* Excerpted records:
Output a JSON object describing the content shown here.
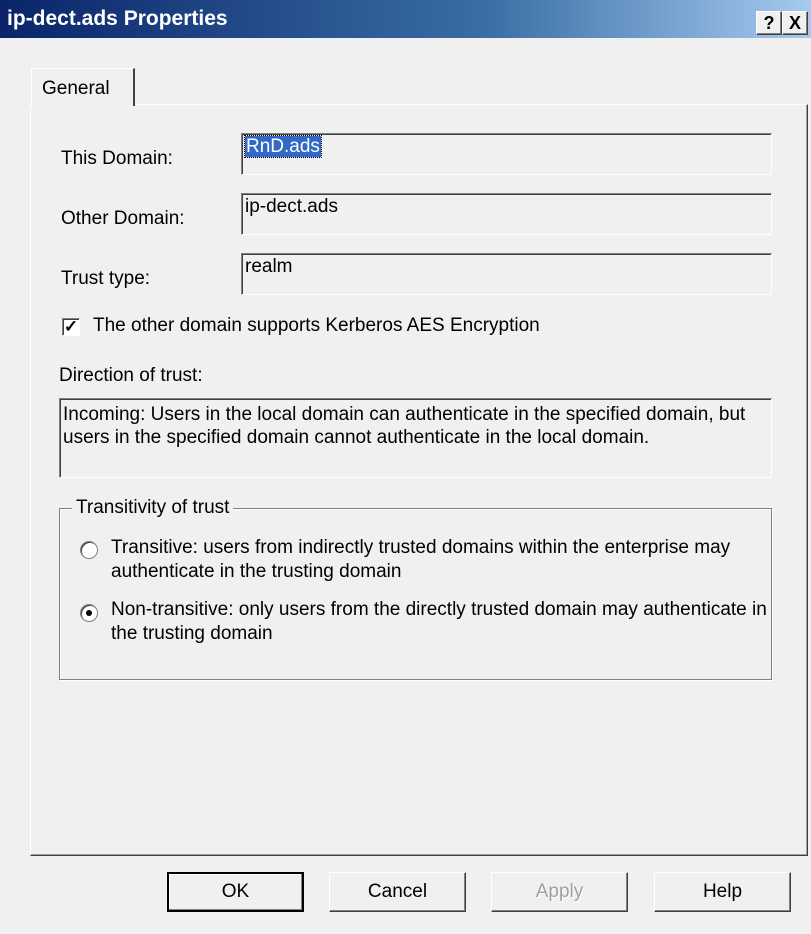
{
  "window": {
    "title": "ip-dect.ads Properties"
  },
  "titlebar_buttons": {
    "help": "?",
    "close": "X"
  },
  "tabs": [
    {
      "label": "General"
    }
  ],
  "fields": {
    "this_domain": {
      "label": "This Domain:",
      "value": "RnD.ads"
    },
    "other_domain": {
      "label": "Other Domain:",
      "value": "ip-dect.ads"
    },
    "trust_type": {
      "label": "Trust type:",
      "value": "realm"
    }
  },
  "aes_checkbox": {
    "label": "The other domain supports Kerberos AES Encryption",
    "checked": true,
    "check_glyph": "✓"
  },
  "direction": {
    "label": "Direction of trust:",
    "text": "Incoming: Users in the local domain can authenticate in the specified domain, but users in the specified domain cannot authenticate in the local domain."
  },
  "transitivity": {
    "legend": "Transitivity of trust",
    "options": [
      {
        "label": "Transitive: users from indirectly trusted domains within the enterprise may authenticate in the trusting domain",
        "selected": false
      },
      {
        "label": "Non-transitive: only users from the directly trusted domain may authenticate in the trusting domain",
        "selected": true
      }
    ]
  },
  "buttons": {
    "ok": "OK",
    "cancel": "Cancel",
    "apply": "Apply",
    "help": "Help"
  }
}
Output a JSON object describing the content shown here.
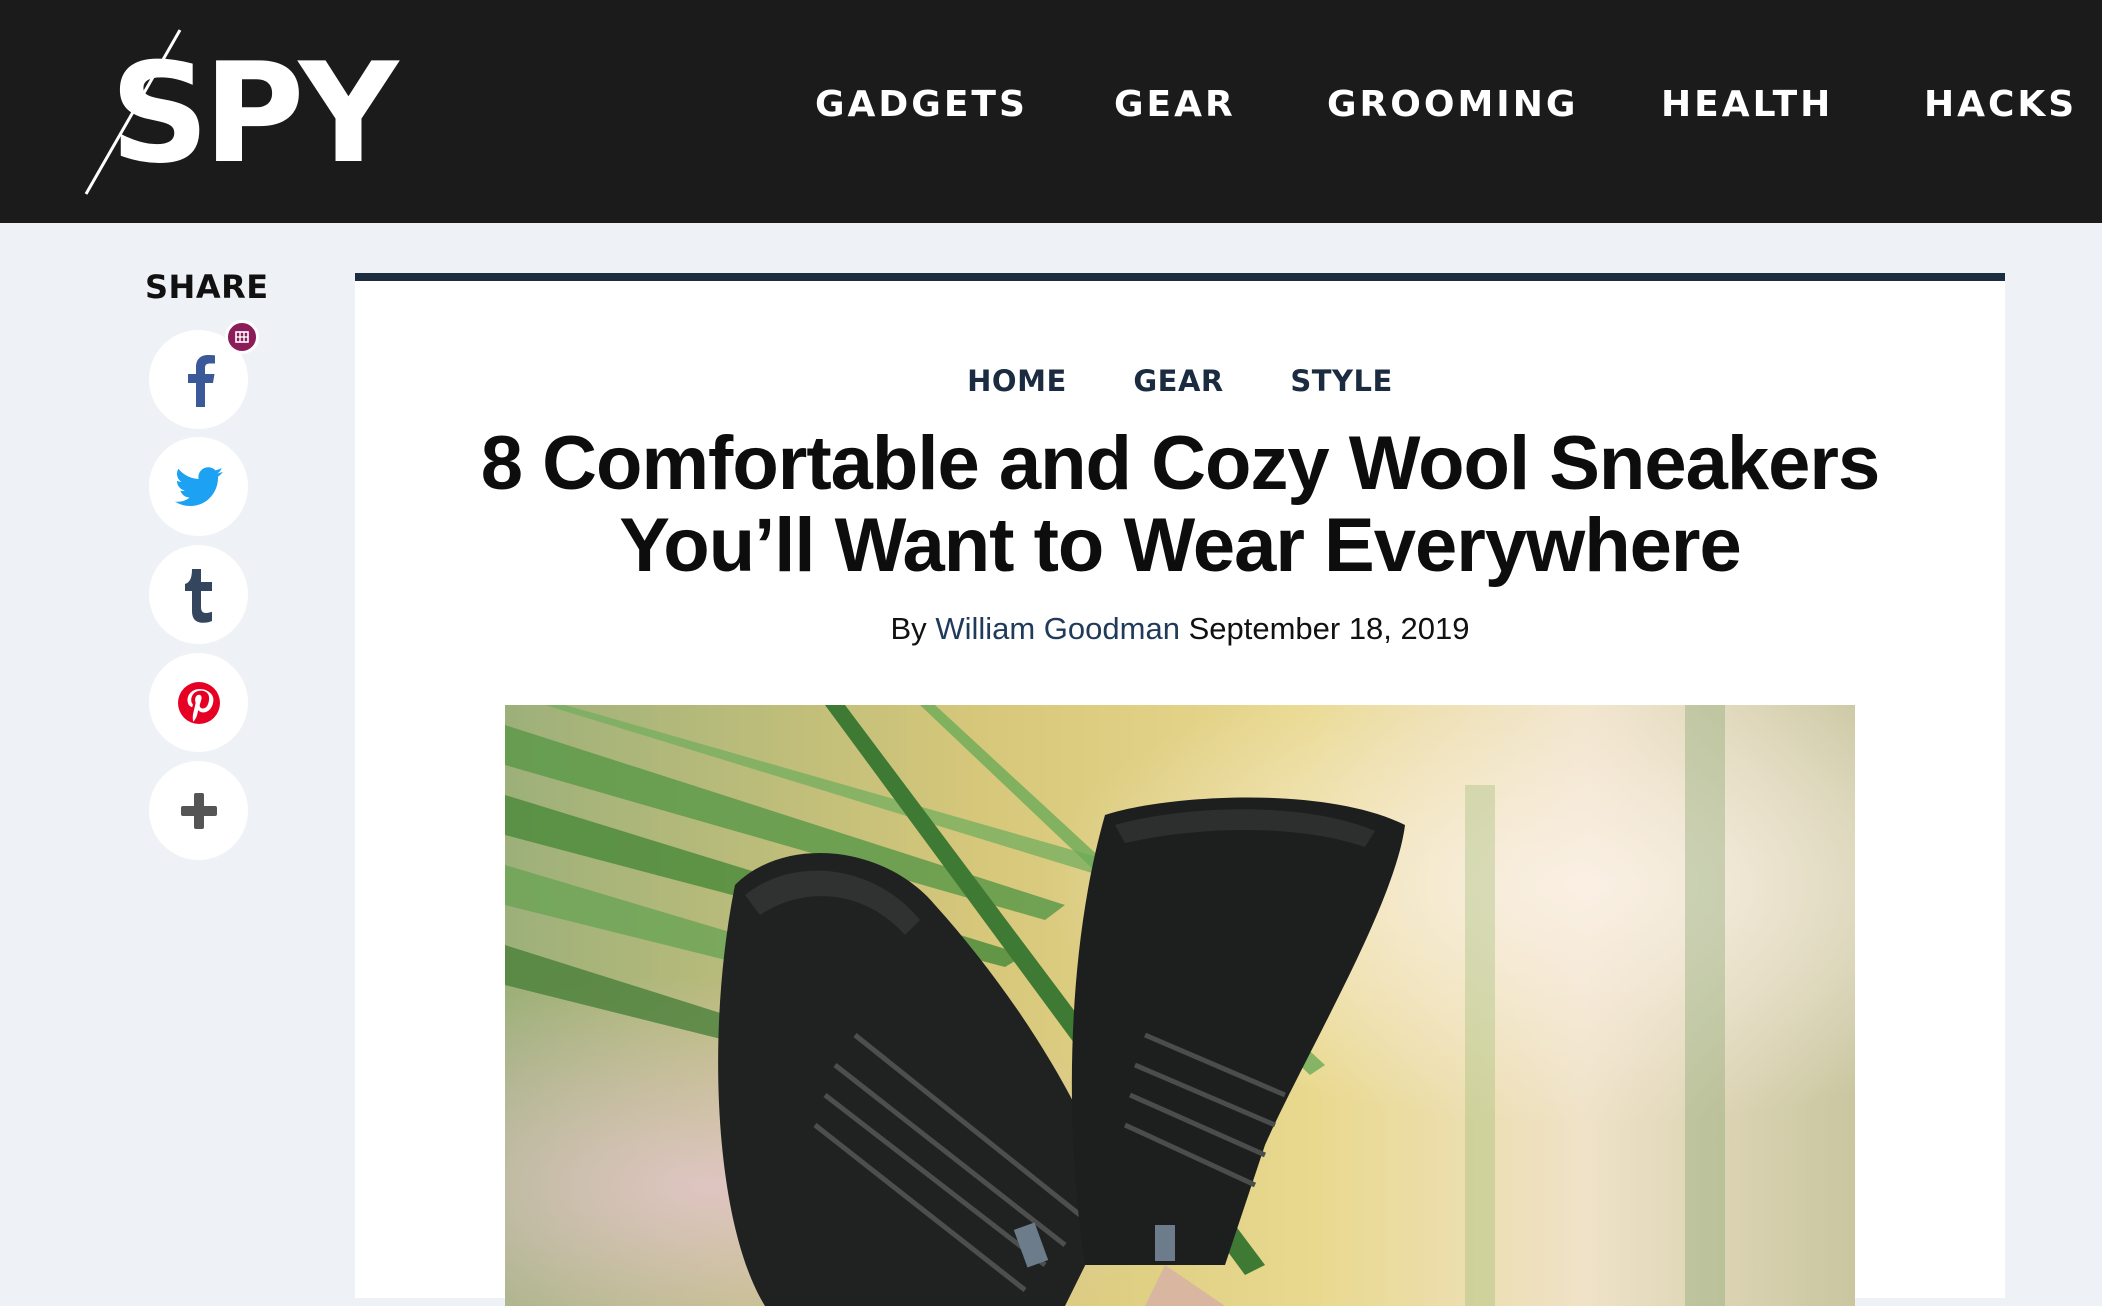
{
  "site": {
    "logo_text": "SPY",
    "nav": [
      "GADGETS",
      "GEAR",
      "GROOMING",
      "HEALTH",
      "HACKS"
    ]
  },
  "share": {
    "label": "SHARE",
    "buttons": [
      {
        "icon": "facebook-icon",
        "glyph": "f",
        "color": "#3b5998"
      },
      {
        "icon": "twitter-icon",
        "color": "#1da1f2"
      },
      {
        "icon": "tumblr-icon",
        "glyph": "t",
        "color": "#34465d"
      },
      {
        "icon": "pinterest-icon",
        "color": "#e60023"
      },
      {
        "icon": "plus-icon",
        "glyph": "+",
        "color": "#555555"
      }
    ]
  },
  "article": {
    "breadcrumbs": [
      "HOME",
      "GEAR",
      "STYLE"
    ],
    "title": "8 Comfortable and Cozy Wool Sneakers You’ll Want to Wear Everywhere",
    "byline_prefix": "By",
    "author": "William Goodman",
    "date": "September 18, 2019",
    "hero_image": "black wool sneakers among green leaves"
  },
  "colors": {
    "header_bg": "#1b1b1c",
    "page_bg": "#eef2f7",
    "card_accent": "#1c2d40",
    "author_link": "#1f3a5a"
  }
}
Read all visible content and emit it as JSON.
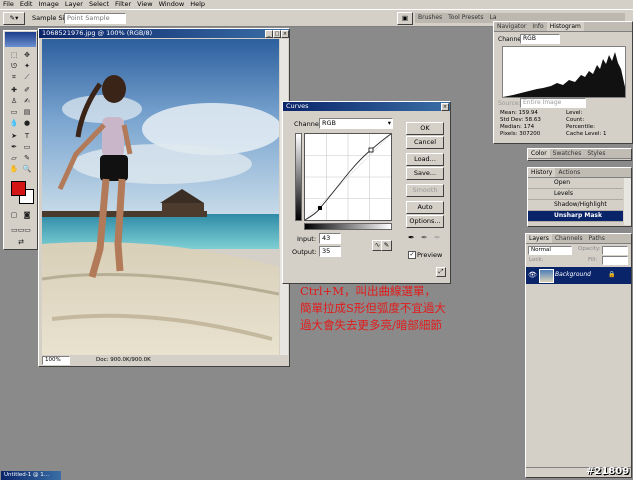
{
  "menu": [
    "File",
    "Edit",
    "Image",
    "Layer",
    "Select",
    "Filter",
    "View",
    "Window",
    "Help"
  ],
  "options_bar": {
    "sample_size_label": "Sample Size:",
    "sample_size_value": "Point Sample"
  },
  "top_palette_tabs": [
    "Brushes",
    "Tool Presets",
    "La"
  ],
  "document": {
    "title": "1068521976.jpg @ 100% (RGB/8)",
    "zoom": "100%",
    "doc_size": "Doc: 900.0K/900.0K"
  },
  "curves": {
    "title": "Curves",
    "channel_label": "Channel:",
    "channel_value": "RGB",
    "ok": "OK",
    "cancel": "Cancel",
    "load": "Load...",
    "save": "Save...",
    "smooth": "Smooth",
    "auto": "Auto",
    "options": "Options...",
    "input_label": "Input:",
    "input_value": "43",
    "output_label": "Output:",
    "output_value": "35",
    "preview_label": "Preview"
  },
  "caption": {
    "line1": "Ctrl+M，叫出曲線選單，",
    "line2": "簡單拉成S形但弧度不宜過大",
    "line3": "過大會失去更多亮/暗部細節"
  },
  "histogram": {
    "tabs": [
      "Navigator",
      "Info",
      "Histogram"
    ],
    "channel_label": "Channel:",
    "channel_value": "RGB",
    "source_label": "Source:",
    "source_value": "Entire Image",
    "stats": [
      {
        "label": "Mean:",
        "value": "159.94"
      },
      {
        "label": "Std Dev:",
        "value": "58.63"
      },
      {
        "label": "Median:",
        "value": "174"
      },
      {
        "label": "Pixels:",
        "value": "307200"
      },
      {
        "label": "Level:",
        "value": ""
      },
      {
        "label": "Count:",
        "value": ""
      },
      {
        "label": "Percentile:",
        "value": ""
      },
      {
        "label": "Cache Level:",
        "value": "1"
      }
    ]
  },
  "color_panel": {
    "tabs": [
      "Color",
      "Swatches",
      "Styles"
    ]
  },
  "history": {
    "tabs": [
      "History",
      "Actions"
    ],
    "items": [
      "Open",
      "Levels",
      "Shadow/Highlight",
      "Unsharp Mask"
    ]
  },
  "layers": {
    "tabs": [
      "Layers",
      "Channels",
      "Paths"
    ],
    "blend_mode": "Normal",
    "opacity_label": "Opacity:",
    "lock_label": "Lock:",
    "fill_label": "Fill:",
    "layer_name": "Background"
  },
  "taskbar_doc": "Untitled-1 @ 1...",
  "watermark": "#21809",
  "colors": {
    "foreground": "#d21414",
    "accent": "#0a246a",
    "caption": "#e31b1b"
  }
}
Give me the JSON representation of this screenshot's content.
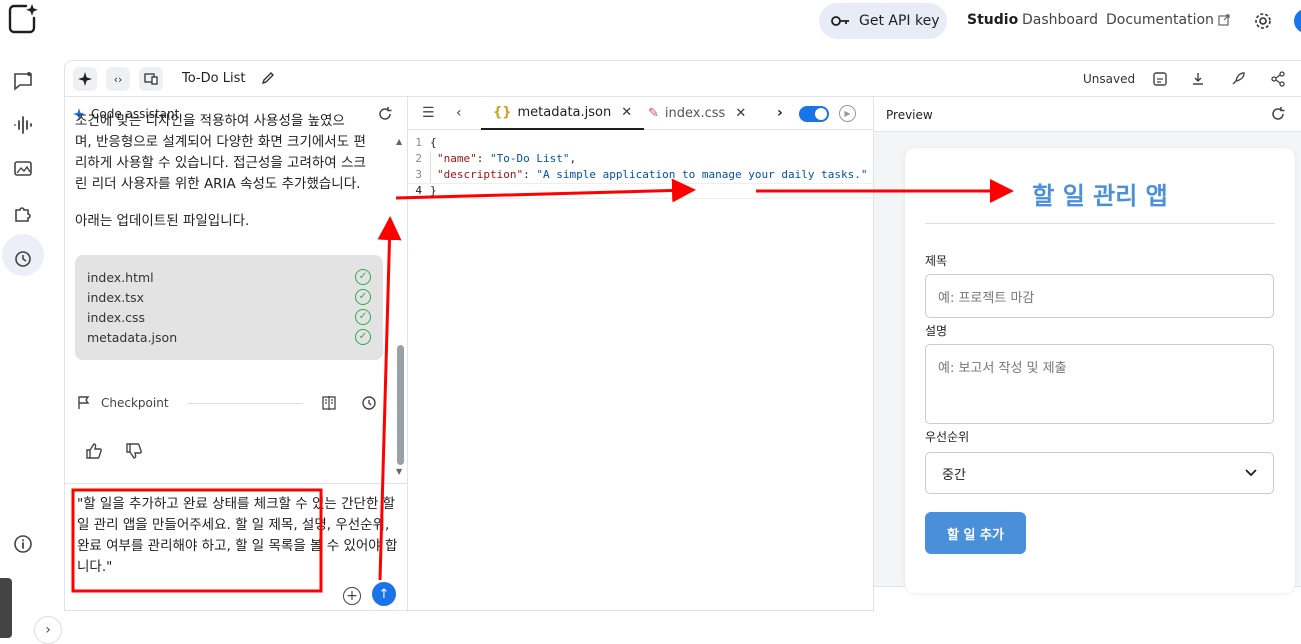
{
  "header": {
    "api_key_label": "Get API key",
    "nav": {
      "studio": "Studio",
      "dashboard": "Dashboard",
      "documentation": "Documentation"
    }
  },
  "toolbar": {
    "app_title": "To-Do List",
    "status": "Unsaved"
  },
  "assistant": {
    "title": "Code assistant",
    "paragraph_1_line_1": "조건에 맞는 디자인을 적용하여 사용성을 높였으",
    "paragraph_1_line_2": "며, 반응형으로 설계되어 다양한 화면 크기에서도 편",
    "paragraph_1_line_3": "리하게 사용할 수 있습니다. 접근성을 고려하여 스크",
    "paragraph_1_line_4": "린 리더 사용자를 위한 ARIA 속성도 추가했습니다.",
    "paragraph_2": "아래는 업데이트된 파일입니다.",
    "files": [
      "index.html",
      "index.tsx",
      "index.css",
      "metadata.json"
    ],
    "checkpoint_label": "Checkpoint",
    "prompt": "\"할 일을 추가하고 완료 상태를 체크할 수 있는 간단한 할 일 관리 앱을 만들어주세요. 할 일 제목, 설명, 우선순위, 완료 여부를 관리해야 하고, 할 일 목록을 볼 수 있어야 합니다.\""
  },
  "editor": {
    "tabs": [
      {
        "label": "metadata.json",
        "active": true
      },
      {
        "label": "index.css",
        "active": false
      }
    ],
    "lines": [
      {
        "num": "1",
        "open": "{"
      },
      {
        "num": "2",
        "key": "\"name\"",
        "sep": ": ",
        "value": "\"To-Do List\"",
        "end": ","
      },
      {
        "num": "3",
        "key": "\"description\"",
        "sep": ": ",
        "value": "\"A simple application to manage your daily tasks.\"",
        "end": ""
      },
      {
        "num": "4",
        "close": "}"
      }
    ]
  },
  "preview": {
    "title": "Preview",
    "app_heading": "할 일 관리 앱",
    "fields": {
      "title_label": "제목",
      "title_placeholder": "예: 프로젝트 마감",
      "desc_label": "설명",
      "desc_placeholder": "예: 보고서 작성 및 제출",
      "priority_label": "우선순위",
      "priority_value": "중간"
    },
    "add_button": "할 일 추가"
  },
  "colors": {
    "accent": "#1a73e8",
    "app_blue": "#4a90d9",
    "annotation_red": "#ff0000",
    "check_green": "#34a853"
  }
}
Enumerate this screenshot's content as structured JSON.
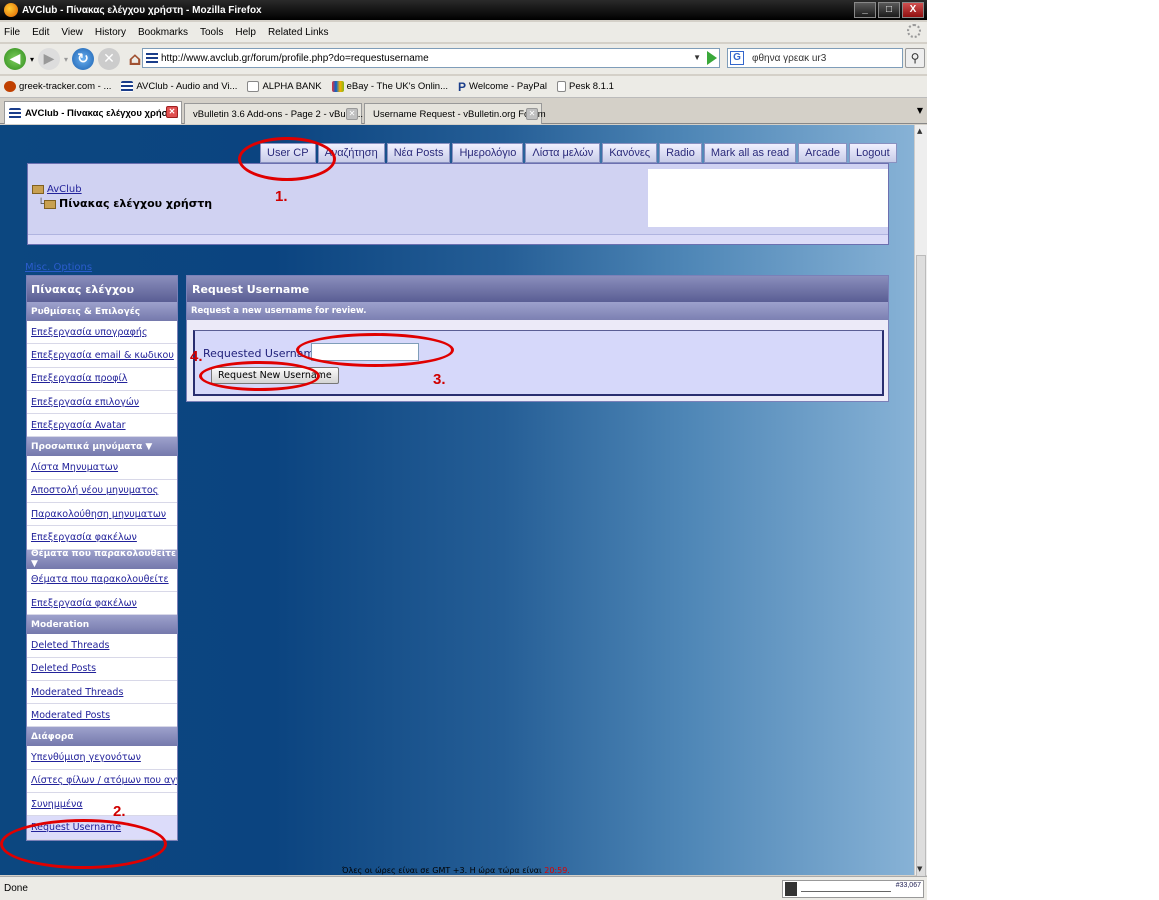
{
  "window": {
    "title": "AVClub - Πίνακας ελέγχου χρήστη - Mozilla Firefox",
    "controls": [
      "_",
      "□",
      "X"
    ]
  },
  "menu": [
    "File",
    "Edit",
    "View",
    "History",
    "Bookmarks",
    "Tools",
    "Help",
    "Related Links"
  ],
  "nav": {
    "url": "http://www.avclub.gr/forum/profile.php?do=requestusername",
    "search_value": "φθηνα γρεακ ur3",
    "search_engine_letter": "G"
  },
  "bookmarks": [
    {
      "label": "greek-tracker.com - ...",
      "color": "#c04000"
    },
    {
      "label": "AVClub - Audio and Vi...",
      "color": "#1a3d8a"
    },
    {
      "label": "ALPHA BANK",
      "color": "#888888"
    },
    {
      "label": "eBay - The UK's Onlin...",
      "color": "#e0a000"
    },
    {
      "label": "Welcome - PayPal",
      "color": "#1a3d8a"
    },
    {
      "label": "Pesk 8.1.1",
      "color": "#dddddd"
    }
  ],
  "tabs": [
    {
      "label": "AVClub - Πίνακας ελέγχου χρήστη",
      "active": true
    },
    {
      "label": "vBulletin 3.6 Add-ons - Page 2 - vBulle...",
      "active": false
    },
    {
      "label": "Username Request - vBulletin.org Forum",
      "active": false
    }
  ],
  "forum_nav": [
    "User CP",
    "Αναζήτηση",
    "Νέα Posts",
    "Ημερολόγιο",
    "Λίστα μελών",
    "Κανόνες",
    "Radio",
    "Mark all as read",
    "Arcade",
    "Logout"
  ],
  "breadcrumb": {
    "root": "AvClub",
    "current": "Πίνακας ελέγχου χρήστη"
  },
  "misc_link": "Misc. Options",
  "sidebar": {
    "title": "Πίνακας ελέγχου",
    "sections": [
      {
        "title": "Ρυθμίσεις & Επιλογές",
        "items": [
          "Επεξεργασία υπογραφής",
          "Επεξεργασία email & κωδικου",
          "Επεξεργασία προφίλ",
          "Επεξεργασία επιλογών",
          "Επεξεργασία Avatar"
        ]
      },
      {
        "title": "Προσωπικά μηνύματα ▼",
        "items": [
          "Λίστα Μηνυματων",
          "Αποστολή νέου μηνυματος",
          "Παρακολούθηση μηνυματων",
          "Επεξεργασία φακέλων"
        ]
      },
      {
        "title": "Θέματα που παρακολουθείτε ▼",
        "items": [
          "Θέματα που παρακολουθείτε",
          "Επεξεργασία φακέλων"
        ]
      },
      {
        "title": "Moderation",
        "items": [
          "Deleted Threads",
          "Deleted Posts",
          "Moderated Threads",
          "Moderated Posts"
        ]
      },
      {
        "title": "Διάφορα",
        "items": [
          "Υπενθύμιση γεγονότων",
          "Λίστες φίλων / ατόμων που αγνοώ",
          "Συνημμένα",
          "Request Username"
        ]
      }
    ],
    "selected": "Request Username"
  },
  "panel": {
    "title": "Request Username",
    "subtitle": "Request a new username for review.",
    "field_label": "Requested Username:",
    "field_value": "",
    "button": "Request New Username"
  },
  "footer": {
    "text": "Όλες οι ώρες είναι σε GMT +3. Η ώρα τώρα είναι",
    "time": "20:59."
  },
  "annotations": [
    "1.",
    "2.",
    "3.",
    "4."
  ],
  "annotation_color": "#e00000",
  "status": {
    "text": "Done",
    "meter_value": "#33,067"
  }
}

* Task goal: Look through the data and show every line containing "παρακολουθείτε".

* Response to this exercise:
        "title": "Θέματα που παρακολουθείτε ▼",
          "Θέματα που παρακολουθείτε",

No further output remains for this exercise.